Task data
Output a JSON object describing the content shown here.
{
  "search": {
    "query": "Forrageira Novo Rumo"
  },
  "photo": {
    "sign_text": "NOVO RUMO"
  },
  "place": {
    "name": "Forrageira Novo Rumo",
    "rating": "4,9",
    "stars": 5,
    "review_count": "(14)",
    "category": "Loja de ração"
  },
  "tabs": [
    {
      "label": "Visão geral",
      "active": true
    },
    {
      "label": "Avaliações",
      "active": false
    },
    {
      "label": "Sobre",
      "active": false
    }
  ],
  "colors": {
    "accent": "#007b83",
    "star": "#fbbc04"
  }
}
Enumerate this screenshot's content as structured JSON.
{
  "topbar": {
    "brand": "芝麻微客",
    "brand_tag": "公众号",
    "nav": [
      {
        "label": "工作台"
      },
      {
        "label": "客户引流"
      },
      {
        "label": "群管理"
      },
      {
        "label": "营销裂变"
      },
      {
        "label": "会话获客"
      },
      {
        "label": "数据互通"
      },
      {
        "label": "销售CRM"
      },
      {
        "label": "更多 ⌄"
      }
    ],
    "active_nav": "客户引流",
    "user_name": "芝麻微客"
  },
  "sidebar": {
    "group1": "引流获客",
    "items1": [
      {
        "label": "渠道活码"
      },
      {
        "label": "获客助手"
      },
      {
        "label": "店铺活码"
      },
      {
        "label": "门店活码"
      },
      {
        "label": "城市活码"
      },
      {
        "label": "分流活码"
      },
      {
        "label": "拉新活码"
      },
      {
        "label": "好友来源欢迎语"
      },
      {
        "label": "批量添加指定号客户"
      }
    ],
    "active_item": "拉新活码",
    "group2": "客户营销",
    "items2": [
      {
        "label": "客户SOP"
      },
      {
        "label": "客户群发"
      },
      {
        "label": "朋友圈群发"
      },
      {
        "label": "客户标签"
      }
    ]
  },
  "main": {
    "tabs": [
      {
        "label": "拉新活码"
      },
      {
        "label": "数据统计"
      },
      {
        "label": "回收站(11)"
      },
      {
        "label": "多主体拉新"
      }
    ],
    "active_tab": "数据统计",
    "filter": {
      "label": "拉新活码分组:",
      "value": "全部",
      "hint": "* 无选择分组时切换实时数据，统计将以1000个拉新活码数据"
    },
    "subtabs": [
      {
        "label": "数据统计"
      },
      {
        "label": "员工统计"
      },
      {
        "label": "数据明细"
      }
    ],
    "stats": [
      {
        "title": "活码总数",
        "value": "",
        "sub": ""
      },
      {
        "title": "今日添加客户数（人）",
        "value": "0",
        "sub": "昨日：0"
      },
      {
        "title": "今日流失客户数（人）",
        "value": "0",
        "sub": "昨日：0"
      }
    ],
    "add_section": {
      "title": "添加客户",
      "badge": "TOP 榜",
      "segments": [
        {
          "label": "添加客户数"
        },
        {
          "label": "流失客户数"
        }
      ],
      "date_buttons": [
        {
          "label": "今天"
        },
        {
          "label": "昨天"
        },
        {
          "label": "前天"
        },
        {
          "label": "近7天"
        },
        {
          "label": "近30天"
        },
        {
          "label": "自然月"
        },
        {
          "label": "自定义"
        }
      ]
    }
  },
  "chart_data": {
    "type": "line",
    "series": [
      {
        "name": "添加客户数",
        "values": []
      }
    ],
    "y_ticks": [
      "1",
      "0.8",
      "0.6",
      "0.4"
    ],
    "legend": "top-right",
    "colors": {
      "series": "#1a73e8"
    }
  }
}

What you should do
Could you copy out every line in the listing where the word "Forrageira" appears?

Finished task
    "query": "Forrageira Novo Rumo"
    "name": "Forrageira Novo Rumo",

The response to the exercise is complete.